Liberal Studies (ASPIRE)

Critical thinking, writing and communication skills are essential to success in any field or endeavor. ASPIRE's Liberal Studies major is designed to teach you those skills, along with offering you a broad education in the various areas of human endeavor and knowledge. While a Liberal Studies degree is practical if you plan to undertake a general exploration and understanding of various fields of study, it's also ideal if you wish to earn your teaching credential.

ASPIRE's unique class structure is designed to accommodate your busy schedule. Take one class at a time-- one night a week for five weeks--and build on the knowledge gained in each class. It's a process that optimizes learning, leading to greater assimilation and stronger retention of the knowledge and tools you need to compete in the marketplace.

  • Foundations of Communication

    Examines the communication processes in interpersonal and small group settings. The course focuses on small group dynamics, social and personal development and problem solving.

  • Foundational Math

    Develops student's skills in algebra and functions, and reviews number sense, measurement, geometry, statistics, data analysis, and probability. This course has a pre-test that identifies areas for required personal independent study.

  • Language Development and Communication

    Concentrates on the components of reading literacy, language development and its use in oral and written expression, non-written and written composition, conventions of language, language structure and linguistics, language acquisition and language literacy.

  • World History

    A general historical survey of the development of the major world civilizations from their roots in the ancient river valleys of Mesopotamia, Egypt, India and China to the present day. Political, social, economic and geographical factors will be discussed, including special emphases upon intellectual and religious influences.

  • Introduction to the Bible

    The area of study in this field is limited to current California practices.

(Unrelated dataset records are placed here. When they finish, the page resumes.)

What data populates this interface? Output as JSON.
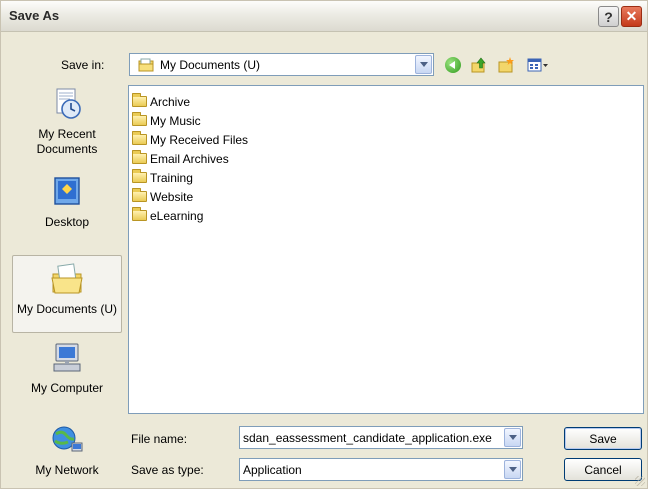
{
  "window": {
    "title": "Save As",
    "help_glyph": "?",
    "close_glyph": "✕"
  },
  "save_in": {
    "label": "Save in:",
    "value": "My Documents (U)"
  },
  "toolbar": {
    "icons": [
      "back-icon",
      "up-folder-icon",
      "new-folder-icon",
      "views-menu-icon"
    ]
  },
  "places": [
    {
      "label": "My Recent Documents",
      "icon": "recent-documents-icon",
      "active": false
    },
    {
      "label": "Desktop",
      "icon": "desktop-icon",
      "active": false
    },
    {
      "label": "My Documents (U)",
      "icon": "my-documents-icon",
      "active": true
    },
    {
      "label": "My Computer",
      "icon": "computer-icon",
      "active": false
    },
    {
      "label": "My Network",
      "icon": "network-icon",
      "active": false
    }
  ],
  "files": [
    "Archive",
    "My Music",
    "My Received Files",
    "Email Archives",
    "Training",
    "Website",
    "eLearning"
  ],
  "file_name": {
    "label": "File name:",
    "value": "sdan_eassessment_candidate_application.exe"
  },
  "save_as_type": {
    "label": "Save as type:",
    "value": "Application"
  },
  "buttons": {
    "save": "Save",
    "cancel": "Cancel"
  },
  "colors": {
    "accent_border": "#7f9db9",
    "dialog_bg": "#ece9d8",
    "close_red": "#c4391a"
  }
}
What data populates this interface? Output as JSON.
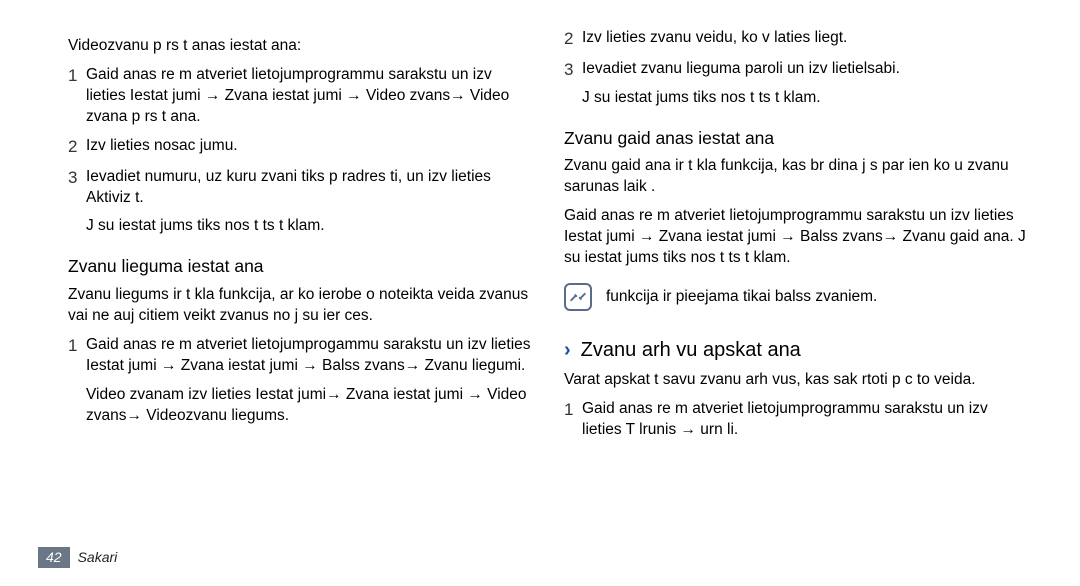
{
  "left": {
    "intro": "Videozvanu p rs t  anas iestat  ana:",
    "item1": "Gaid  anas re  m  atveriet lietojumprogrammu sarakstu un izv lieties Iestat jumi → Zvana iestat jumi → Video zvans→ Video zvana p rs t  ana.",
    "item2": "Izv lieties nosac jumu.",
    "item3": "Ievadiet numuru, uz kuru zvani tiks p radres ti, un izv lieties Aktiviz t.",
    "item3_sub": "J su iestat jums tiks nos t ts t klam.",
    "subhead": "Zvanu lieguma iestat  ana",
    "sub_para": "Zvanu liegums ir t kla funkcija, ar ko ierobe o noteikta veida zvanus vai ne auj citiem veikt zvanus no j su ier ces.",
    "b1": "Gaid  anas re  m  atveriet lietojumprogammu sarakstu un izv lieties Iestat jumi → Zvana iestat jumi → Balss zvans→ Zvanu liegumi.",
    "b1_sub": "Video zvanam izv lieties Iestat jumi→ Zvana iestat jumi → Video zvans→ Videozvanu liegums."
  },
  "right": {
    "r2": "Izv lieties zvanu veidu, ko v laties liegt.",
    "r3": "Ievadiet zvanu lieguma paroli un izv lietielsabi.",
    "r3_sub": "J su iestat jums tiks nos t ts t klam.",
    "subhead": "Zvanu gaid  anas iestat  ana",
    "sub_para": "Zvanu gaid  ana ir t kla funkcija, kas br dina j s par ien ko u zvanu sarunas laik .",
    "sub_para2": "Gaid  anas re  m  atveriet lietojumprogrammu sarakstu un izv lieties Iestat jumi → Zvana iestat jumi → Balss zvans→ Zvanu gaid  ana. J su iestat jums tiks nos t ts t klam.",
    "note": "funkcija ir pieejama tikai balss zvaniem.",
    "section_title": "Zvanu arh vu apskat  ana",
    "sec_para": "Varat apskat t savu zvanu arh vus, kas sak rtoti p c to veida.",
    "s1": "Gaid  anas re  m  atveriet lietojumprogrammu sarakstu un izv lieties T lrunis →  urn li."
  },
  "footer": {
    "page": "42",
    "label": "Sakari"
  }
}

Topics in this course include assessing human resource needs, job analysis, recruitment and selection, orientation and training, performance evaluation, compensation and benefits, safety and health, career development, labor relations and government regulation.

  • American and World Literature

    Examines the genres of expository and narrative text in American and world literature.

  • California and U.S. History

    Emphasizes critical thinking in the examination of the major areas of U.S. and California history, geography, political science (government), the behavioral sciences (anthropology and sociology), economics, and global geography. This course meets the requirements of the U.S. Constitution for teacher credentialing.

  • Christianity and World Religion

    An introduction to the history and central beliefs of Christianity and other world religions with emphasis on the ethical implications of each religion for modern society and understanding divergent worldviews.

  • Life Science

    Focuses on the structure of living organisms and their functions (physiology and cell biology), living and nonliving components in environments (ecology), and life cycles and reproduction (genetics). Students develop knowledge in these three skills: explanation and application of concepts; process skills, such as interpreting a stimulus, ordering and categorizing material, and relating, inferring, or applying information found in various stimuli; and designing an experiment or investigating information necessary to explain an experiment.

  • Earth and Physical Science

    Focuses on concepts, principles, interrelationships and properties of matter, motion and energy, the solar system (astronomy), composition of the earth (geology),  earth's atmosphere (meteorology) and earth's water (oceanography). Students develop knowledge in the explanation and application of concepts and process skills (such as interpreting a stimulus, ordering and categorizing material, and relating, inferring, or applying information found in various stimuli).They also learn about designing experiments and investigating information necessary to explain an experiment.

  • Fine Arts in Western Culture

    Examines the visual arts, dance, music, and drama in historical and comparative contexts from early Greek times to the present.

  • Human Development

    Examines the physical, cognitive, emotional, spiritual, and social growth and maturation from birth through adolescence.  Students examine the psychological and social influences on development, health and physical fitness.

A Bachelor of Arts in Liberal Studies will prepare you for careers in a variety of fields, including:

K-12 Teaching

Alternative Schools

Rehabilitation Centers

Vocational Schools

Technical Schools


Recreational Centers

Public Information Offices

Educational Affairs

Group/Regional Management


Community Affairs

Community Relations

Intercultural Communication

Overseas Language Centers

Adult Education Centers

Overseas Schools

Military Bases

Public Schools

Private Schools


Event Coordination

Fundraising

Public Relations

Management Supervising


Media Relations

Patient Advocacy

Specialist Research

Sales Management